3. Credit Worthiness

Apart from the credit rating, a borrower’s credit report also has comments about the individual’s repayment history. Very often even if the borrower’s CIBIL score is above 750, the comments about payment defaults in the credit report are often the reason for personal loan rejection. Most lenders view these comments in the credit report and mark such individuals as risky borrowers who will not be able to abide by the repayment terms of the loan.

4. Late Fee Penalties 

Several lenders levy late fees penalties when a borrower misses paying an EMI on time. The penalty charged is usually around 1% to 2% of the EMI. You have to pay the missed EMI along with the penalty and the next month’s EMI, in the next cycle.

5. Recovery Agents

As a last resort, banks and financial institutions may sometimes send agents to recover the loan amount when the default period has extended beyond 90 days. The bank initially issues a 60-day notice to the borrower before the loan account is tagged as an NPA. This is a situation that is best avoided since it can be quite stressful.

6. Reduced Future Borrowing Capacity

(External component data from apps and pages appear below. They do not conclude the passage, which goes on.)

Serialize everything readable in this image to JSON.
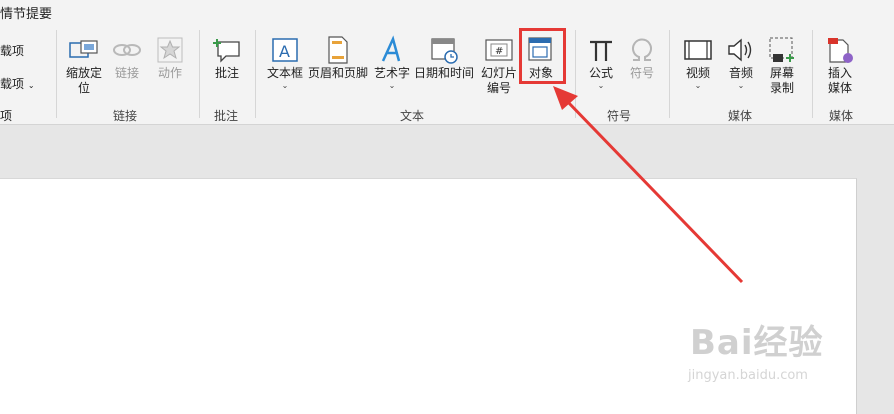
{
  "ribbon": {
    "partial_title": "情节提要",
    "left_items": [
      "载项",
      "载项",
      "项"
    ],
    "groups": {
      "links": "链接",
      "comments": "批注",
      "text": "文本",
      "symbols": "符号",
      "media": "媒体",
      "media2": "媒体"
    },
    "buttons": {
      "zoom": "缩放定\n位",
      "link": "链接",
      "action": "动作",
      "comment": "批注",
      "textbox": "文本框",
      "header_footer": "页眉和页脚",
      "wordart": "艺术字",
      "datetime": "日期和时间",
      "slide_number": "幻灯片\n编号",
      "object": "对象",
      "equation": "公式",
      "symbol": "符号",
      "video": "视频",
      "audio": "音频",
      "screen_record": "屏幕\n录制",
      "insert_media": "插入\n媒体"
    }
  },
  "watermark": {
    "brand": "Bai经验",
    "url": "jingyan.baidu.com"
  },
  "colors": {
    "accent_blue": "#2b6cb0",
    "highlight_red": "#e53935",
    "green": "#3a9a4a"
  }
}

The next time you apply for a personal loan, the loan provider carefully assesses your credit report and score to get an idea about your financial stability as well as the risk involved in providing a loan to you. In some cases, your score may be so low that you simply do not meet the requisite personal loan eligibility criteria. When you apply for a loan with a low credit score, your lender is likely to believe that you are negligent with respect to paying EMIs on time. Hence, the lender will hesitate to loan you money. Even if an exception has been made for your late payments by your previous loan provider, it is difficult to make these details clear to your new lender. They may not be aware about the reasons behind your late payments and are likely to play it safe and loan you a smaller amount than you requested.

7. Legal Implications 

You won’t necessarily be imprisoned if you default on a personal loan, but you may face legal consequences in the form of a civil suit. This is an uncommon event, and the lender will use it if the borrower has failed to repay the debt. As a result, it is a lender’s last resort, and for the borrower, it becomes an enormous financial burden.